**Work order**
List each line of the data that holds the string "encrypted", please.

**Data for processing**
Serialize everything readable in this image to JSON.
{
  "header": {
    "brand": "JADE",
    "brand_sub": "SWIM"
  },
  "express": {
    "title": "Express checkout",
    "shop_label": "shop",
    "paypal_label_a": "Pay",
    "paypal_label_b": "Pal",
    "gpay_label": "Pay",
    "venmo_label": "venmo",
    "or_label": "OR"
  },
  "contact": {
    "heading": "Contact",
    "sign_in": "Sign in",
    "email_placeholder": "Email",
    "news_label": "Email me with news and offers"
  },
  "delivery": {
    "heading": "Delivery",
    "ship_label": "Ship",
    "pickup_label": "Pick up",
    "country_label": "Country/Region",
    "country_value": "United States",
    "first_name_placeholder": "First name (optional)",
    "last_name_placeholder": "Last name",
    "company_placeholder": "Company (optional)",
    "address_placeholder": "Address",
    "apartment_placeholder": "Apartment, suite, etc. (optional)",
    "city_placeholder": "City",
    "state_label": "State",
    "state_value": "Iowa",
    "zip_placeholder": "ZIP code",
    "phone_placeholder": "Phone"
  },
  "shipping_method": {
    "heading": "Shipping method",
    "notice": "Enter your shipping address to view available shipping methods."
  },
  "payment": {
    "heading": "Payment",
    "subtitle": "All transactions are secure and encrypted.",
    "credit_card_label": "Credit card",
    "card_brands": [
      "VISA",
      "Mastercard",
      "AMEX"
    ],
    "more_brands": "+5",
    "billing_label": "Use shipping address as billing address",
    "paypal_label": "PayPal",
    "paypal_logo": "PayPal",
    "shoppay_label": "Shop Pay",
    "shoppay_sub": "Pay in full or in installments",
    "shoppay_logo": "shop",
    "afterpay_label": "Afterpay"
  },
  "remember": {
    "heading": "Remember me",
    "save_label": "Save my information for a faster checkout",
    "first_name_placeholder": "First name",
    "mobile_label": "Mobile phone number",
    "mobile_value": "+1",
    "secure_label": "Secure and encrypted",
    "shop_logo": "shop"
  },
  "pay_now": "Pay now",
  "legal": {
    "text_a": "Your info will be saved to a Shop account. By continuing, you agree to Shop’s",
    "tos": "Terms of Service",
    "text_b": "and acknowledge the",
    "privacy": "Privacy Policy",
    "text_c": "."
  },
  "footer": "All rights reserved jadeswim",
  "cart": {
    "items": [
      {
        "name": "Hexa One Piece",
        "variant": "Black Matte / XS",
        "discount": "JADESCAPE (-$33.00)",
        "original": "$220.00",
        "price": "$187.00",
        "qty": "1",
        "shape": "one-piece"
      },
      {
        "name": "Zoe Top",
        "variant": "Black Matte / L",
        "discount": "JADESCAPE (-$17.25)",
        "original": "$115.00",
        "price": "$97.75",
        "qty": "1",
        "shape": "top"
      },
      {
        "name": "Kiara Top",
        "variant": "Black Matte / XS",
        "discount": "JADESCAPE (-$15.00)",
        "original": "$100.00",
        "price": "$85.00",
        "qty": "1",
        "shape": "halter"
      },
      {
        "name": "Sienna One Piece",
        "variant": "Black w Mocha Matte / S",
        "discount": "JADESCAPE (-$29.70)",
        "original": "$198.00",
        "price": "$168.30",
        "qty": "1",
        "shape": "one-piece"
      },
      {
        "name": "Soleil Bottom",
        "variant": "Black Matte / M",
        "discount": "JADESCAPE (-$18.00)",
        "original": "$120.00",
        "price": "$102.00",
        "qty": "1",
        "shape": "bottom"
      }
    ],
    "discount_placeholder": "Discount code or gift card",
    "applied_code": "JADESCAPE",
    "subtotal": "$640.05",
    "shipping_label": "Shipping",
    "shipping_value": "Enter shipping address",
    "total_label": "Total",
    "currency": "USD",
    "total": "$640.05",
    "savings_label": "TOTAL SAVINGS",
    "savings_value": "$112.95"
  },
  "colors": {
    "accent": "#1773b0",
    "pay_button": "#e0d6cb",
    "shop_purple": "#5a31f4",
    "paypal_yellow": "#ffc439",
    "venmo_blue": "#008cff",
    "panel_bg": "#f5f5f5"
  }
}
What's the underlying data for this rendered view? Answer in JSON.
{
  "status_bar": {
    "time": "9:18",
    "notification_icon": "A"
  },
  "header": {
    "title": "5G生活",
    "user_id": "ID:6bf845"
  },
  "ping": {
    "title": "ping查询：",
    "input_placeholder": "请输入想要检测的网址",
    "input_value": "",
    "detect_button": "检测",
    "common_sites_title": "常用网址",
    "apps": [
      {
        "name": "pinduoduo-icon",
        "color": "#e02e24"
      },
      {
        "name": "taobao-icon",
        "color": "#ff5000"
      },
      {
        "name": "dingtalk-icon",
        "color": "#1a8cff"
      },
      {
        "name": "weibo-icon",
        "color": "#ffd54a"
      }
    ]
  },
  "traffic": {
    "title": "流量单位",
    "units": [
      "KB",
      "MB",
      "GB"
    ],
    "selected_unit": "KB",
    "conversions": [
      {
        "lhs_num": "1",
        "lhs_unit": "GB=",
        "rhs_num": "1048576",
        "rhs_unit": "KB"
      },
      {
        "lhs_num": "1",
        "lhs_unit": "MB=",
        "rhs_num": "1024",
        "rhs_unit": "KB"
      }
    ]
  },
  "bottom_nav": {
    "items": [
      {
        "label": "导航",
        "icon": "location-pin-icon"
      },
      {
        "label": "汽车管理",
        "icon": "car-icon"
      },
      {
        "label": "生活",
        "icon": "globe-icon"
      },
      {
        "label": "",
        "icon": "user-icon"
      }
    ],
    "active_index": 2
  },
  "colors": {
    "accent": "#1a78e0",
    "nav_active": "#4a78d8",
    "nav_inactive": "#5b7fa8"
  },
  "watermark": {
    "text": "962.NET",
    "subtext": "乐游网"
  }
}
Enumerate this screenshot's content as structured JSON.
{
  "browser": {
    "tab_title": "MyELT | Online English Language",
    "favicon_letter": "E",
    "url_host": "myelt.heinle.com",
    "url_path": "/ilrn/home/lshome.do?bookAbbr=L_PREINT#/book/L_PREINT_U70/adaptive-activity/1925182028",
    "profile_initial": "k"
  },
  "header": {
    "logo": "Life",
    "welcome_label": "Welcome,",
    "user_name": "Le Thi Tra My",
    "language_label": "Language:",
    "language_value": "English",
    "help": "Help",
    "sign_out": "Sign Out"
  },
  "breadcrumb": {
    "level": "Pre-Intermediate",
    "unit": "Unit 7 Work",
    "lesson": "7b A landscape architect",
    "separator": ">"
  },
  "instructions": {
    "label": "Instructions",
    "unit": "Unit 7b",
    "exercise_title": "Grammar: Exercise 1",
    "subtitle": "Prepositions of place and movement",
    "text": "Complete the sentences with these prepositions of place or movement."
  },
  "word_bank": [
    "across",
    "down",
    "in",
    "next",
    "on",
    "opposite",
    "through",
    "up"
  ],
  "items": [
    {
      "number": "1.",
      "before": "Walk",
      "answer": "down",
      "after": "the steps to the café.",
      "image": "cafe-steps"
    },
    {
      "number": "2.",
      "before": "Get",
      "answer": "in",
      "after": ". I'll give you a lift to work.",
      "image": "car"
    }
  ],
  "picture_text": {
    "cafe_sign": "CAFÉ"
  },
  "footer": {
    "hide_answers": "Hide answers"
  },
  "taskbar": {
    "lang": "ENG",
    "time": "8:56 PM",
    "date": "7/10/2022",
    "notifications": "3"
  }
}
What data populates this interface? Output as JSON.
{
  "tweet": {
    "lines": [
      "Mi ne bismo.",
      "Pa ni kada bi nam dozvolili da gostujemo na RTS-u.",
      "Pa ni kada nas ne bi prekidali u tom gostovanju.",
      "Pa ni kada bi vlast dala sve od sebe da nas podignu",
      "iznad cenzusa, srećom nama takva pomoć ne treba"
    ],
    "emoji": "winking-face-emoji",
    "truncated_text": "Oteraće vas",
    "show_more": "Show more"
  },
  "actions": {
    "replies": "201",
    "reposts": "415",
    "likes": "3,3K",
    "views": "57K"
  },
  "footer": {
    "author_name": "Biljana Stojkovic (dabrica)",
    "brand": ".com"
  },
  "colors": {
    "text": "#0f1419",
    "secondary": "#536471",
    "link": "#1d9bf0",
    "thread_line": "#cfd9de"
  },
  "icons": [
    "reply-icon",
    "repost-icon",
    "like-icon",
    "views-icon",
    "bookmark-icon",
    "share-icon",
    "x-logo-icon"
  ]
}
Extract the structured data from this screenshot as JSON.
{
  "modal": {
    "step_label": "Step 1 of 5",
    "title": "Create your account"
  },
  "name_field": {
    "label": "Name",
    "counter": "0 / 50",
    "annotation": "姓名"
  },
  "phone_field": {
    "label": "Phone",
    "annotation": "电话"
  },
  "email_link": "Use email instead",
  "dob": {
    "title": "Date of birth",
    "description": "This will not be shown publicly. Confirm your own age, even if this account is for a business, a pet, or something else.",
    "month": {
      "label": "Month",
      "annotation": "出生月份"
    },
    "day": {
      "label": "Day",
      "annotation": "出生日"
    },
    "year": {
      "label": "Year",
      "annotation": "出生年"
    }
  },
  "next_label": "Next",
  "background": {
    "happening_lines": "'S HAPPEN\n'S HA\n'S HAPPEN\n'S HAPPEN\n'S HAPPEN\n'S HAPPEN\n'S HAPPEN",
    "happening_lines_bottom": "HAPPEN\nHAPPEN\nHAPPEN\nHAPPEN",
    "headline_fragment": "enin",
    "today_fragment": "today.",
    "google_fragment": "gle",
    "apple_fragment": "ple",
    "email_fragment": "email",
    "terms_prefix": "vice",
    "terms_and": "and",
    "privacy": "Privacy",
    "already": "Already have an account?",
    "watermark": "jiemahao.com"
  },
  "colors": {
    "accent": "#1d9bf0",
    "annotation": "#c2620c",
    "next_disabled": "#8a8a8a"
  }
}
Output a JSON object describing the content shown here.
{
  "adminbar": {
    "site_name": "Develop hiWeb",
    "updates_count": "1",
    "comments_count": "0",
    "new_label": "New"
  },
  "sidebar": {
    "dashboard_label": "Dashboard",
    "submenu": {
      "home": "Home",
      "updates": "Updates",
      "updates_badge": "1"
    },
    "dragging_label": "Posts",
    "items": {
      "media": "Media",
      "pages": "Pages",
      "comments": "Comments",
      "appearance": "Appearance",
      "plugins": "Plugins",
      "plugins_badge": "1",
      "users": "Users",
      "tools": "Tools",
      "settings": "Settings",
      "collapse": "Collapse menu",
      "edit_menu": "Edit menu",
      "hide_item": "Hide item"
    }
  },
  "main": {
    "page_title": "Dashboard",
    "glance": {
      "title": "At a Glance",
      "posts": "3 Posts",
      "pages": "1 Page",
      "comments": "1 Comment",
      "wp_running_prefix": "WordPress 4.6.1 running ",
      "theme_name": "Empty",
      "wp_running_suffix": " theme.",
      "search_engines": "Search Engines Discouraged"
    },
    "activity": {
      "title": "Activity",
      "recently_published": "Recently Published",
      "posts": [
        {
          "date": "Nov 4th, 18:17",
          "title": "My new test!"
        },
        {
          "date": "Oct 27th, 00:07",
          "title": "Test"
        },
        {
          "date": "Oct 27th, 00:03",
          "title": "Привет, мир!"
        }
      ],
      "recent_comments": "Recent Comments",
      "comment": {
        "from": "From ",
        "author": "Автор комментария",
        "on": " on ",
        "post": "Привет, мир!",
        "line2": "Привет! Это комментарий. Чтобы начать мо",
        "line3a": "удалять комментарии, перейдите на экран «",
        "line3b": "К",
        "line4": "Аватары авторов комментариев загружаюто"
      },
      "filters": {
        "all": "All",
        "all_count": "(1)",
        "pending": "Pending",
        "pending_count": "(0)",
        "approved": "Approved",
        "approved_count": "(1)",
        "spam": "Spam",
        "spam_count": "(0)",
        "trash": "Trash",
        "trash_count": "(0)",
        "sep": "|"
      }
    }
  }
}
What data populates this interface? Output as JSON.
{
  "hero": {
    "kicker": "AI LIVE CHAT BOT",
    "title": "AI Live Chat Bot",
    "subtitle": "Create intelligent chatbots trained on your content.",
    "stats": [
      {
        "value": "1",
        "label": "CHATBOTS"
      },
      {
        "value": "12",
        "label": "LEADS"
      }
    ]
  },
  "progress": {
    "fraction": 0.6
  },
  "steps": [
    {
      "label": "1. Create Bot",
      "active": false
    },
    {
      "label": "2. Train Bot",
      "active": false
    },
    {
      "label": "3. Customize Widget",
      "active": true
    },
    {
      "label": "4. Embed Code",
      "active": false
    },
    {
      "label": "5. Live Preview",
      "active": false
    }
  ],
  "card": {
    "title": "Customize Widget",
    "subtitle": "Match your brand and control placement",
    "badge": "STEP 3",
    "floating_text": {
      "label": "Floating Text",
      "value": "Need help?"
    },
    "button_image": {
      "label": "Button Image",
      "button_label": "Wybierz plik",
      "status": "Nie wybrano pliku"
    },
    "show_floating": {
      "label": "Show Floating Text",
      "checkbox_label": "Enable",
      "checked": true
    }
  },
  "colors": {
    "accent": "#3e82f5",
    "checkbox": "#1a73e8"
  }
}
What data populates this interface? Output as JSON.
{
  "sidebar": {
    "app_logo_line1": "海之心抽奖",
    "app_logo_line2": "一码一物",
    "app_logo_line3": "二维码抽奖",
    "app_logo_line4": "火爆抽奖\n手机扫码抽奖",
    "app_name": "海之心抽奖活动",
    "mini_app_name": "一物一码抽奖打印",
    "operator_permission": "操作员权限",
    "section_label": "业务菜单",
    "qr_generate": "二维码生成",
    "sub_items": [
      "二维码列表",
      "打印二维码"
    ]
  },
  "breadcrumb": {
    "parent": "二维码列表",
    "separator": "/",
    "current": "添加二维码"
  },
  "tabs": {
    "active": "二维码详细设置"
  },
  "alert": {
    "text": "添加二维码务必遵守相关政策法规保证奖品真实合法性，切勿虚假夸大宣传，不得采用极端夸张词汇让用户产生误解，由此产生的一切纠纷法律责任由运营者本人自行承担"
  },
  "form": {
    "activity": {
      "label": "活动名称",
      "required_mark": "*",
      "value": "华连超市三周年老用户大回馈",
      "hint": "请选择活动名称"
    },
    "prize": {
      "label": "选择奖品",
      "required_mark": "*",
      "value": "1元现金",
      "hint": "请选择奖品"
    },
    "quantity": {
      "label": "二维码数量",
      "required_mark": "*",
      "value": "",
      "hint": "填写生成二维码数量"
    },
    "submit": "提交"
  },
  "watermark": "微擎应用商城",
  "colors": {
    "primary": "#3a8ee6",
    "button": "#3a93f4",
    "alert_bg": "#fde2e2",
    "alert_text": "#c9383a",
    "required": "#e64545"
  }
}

**Result of this exercise**
    "subtitle": "All transactions are secure and encrypted.",
    "secure_label": "Secure and encrypted",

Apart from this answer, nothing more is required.